■ Directions for this task
In the data below, give the number of lines that contain the word "active". Nothing else is needed.

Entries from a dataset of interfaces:
▬▬▬

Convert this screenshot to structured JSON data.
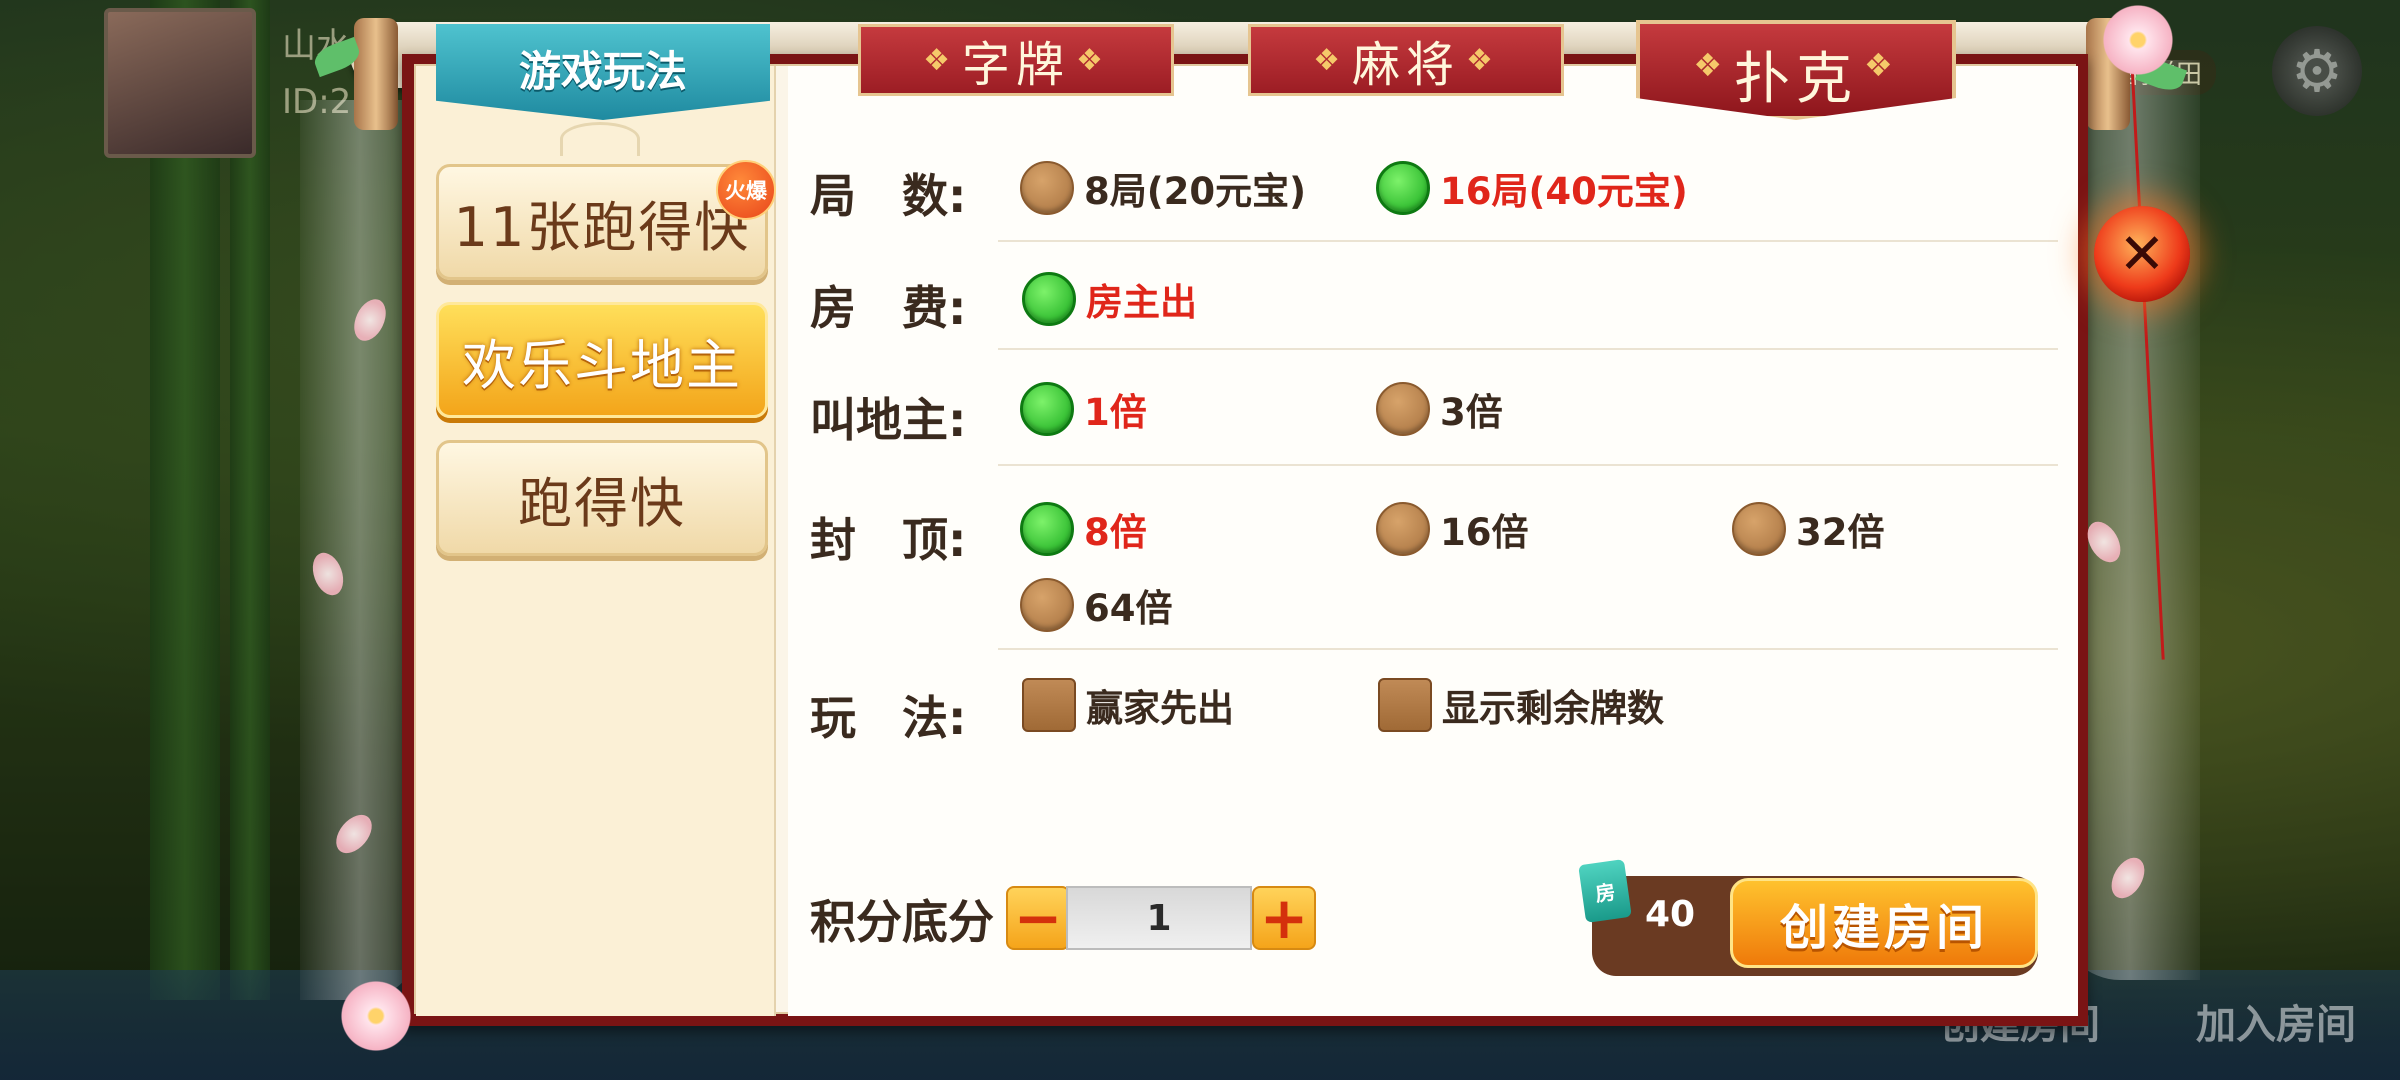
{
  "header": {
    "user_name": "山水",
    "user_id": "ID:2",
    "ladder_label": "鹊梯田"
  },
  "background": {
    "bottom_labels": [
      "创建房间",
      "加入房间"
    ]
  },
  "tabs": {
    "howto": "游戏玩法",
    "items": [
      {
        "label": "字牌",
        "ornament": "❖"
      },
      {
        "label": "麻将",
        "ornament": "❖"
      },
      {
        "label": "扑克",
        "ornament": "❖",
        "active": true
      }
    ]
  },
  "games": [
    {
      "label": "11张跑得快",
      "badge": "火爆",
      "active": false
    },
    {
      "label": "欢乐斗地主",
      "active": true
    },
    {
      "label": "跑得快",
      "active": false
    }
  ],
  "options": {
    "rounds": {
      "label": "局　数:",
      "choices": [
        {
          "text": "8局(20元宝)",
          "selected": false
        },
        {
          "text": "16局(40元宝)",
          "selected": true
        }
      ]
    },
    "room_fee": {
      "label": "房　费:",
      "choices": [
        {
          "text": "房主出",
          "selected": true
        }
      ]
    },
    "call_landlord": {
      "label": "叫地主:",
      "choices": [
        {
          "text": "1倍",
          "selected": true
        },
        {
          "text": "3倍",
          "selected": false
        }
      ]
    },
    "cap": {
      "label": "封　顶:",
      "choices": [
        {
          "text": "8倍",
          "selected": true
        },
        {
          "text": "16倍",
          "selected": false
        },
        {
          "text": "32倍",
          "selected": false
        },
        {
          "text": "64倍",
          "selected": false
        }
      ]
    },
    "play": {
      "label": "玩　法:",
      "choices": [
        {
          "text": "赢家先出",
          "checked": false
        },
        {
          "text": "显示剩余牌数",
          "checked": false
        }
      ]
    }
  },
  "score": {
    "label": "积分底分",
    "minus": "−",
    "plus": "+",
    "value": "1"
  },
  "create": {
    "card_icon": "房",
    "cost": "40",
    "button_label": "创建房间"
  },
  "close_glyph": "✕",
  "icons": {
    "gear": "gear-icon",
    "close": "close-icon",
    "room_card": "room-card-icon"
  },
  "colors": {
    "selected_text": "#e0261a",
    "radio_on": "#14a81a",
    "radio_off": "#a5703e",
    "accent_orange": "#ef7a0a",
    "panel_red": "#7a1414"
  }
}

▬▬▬

■ Exercise response
4